Tai chi originated as a Chinese martial art, but is today also widely practised for its health benefits and as a form of mindfulness training. Some forms of Tai chi are known for having slower movements compared to when utilized for self-defence, and since the late 20th century, Tai chi classes with an emphasis on health and well-being have become very popular in many parts of the world. From its native China, Tai chi spread worldwide and several training forms exist today, each with a different emphasis. Yet, most modern styles of Tai chi can trace their roots to at least one of the five traditional schools: Chen, Yang, Wu, Wu (Hao) and Sun.
These five major styles of Tai chi originated in five different Chinese families:
- Chen style (陳氏) of Chen Wangting (1580–1660)
- Yang style (楊氏) of Yang Luchan (1799–1872)
- Wu Hao style (武氏) of Wu Yuxiang (1812–1880)
- Wu style (吳氏) of Wu Quanyou (1834–1902) and his son Wu Jianquan (1870–1942)
- Sun style (孫氏) of Sun Lutang (1861–1932)
Tai chi for seniors
In Europe, including the UK, Tai chi classes are offered at many senior centres. They are focused on health and wellbeing and not on teaching self-defence from physical attacks.
Tai chi have soft movements, slow speeds and getting started is not difficult. It can be adapted for individuals with varying physical fitness and abilities. It is considered suitable for people of all ages.
In 2011, a comprehensive overview of systematic reviews of Tai chi recommended tai chi to older people for its physical and psychological benefits. The study found no evidence of Tai chi being able to prevent or treat diabetes, cancer, arthritis or Parkinson’s disease. For more information: https://pubmed.ncbi.nlm.nih.gov/21586406/.
In 2017, a systemic review found that Tai chi could decrease the risk of falls in older people. For more information: https://pubmed.ncbi.nlm.nih.gov/28736853/.
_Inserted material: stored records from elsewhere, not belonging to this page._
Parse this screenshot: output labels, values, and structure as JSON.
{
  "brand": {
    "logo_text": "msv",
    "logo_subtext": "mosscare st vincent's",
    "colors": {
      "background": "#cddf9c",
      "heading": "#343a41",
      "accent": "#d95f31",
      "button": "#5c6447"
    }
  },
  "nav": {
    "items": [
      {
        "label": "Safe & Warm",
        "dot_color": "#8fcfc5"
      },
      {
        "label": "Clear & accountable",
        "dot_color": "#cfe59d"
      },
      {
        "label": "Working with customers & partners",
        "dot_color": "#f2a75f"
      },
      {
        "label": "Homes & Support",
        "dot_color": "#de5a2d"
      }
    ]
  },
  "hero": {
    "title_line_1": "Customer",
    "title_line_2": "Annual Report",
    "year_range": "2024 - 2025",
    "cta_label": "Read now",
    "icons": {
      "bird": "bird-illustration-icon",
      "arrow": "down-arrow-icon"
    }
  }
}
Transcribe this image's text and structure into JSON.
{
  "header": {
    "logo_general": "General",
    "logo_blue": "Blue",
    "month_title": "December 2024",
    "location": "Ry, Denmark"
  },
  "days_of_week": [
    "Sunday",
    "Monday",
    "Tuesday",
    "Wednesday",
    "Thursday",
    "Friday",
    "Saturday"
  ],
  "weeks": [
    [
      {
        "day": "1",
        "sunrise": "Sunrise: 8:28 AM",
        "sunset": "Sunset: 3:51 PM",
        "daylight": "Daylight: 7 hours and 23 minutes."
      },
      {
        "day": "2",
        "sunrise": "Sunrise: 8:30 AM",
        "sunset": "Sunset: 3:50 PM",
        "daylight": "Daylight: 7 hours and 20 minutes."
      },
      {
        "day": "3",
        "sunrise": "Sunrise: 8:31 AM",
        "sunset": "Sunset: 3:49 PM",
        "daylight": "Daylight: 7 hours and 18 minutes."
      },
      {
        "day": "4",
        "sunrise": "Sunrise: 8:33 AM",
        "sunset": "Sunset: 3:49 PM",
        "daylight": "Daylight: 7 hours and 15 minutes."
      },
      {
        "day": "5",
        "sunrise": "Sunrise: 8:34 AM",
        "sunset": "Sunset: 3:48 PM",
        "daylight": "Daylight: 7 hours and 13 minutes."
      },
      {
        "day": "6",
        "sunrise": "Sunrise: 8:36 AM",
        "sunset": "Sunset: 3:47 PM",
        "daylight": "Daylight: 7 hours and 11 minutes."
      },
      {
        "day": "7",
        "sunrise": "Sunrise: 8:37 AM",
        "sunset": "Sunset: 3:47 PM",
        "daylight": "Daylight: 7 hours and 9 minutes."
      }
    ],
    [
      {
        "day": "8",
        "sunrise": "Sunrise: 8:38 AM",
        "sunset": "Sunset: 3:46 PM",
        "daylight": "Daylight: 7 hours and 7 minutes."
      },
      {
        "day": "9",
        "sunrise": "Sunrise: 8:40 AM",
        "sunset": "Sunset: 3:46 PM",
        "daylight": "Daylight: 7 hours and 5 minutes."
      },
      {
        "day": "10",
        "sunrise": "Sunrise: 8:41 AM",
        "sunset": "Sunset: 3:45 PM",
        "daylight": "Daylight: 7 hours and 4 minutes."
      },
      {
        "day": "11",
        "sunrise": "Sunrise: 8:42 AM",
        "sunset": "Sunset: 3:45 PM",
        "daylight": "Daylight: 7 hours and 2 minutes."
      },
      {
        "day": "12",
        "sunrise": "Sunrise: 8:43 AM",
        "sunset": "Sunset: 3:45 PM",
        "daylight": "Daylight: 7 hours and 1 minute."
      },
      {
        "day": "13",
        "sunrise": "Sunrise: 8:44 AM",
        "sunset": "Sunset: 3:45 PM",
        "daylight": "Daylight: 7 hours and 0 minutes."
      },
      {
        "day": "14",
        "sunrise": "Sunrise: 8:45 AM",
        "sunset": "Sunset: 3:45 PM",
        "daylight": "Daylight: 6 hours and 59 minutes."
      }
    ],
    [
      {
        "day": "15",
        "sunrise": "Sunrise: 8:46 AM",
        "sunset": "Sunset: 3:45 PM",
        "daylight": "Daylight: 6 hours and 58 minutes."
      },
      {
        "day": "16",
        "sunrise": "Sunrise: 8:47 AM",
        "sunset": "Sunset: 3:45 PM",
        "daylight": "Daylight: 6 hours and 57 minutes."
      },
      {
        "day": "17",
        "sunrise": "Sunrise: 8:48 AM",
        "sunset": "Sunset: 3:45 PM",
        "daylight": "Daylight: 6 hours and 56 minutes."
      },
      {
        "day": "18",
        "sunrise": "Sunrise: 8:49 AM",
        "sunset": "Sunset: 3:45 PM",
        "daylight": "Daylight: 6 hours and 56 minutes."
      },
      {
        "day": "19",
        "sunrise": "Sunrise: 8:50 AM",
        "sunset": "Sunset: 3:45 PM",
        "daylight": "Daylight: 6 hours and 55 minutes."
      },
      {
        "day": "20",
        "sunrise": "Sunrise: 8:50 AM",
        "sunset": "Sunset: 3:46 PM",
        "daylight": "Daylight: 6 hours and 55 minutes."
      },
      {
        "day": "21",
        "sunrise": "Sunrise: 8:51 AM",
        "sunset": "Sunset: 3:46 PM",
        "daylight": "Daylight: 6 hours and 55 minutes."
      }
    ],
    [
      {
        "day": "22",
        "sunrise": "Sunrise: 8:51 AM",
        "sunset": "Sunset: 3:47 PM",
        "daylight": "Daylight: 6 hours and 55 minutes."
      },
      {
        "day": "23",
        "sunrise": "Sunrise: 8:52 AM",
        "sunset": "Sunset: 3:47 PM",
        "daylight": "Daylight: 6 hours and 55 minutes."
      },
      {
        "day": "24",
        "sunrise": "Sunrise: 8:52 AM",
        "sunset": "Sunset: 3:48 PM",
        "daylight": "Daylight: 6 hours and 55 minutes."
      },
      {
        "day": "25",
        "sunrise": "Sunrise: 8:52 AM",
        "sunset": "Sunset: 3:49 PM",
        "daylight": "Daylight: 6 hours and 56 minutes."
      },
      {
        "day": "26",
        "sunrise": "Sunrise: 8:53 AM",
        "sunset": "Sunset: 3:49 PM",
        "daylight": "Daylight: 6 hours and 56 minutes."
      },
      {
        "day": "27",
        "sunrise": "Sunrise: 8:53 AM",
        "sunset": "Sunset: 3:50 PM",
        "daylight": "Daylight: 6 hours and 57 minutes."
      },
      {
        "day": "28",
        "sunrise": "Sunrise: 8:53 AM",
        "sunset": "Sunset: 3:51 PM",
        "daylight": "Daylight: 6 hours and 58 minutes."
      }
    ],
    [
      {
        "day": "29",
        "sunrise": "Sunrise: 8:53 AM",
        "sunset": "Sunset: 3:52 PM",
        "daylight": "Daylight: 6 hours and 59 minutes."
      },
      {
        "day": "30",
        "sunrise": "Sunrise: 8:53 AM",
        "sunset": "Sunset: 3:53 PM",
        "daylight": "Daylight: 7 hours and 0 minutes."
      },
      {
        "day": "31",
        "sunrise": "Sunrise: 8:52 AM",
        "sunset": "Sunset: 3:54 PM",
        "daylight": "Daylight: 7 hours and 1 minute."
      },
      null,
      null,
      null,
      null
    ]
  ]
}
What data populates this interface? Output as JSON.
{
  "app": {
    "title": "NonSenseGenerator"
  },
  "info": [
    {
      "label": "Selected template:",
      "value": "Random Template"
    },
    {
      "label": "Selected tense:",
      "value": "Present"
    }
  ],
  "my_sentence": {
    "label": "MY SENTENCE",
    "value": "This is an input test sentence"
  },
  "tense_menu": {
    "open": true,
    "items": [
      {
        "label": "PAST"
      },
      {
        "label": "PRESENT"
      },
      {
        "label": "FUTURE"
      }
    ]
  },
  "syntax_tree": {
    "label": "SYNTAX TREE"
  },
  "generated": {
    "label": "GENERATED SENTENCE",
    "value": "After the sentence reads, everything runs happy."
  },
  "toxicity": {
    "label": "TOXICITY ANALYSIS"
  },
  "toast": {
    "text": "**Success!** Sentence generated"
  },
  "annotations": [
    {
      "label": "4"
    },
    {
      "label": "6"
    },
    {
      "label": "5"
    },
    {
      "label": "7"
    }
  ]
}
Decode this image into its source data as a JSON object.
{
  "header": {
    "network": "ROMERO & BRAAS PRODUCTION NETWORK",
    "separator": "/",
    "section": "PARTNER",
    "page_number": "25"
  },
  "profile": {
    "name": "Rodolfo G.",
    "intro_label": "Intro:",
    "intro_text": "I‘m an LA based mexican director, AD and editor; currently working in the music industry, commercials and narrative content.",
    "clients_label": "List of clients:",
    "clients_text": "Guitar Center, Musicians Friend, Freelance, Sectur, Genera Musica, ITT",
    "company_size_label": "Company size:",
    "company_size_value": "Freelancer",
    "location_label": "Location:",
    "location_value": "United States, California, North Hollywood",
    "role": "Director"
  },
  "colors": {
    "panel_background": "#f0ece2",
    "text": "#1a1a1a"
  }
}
Tai chi can be performed even by people suffering from heart failure, chronic obstructive pulmonary disease or osteoarthritis without worsening any issues concerning pain and breathing. For more information: https://pubmed.ncbi.nlm.nih.gov/26383108/
Seated Tai chi
Seated Tai chi is a special type of Tai chi developed for persons who have trouble standing up. It is more similar to meditation than strenuous physical exercise and is commonly described as “meditation in movement” because of its gentle, flowing movements.
Seated Tai chi is chiefly based on the Yang short form.
The Taichi tradition does not stipulate any dress code for Tai chi practitioners.
Modern-day casual practitioners usually wear loose and comfortable clothes that do not restrict their movements. Breathable natural fabrics is favoured.
Tai chi in the United Kingdom
In the early 1960s, Pytt Geddes from Norway started teaching Tai chi classes at The Place in London. She is believed to have been the first European to teach Tai chi in the United Kingdom. It is of course possible that Tai chi was taught within the Chinese immigrant community earlier than this, but there is no evidence of this. Pytt Geddes had learned Tai chi from Choy Hok Pang and his son Choy Kam Man in Hong Kong in the late 1950s, after first encountering Tai chi in Shanghai back in 1948.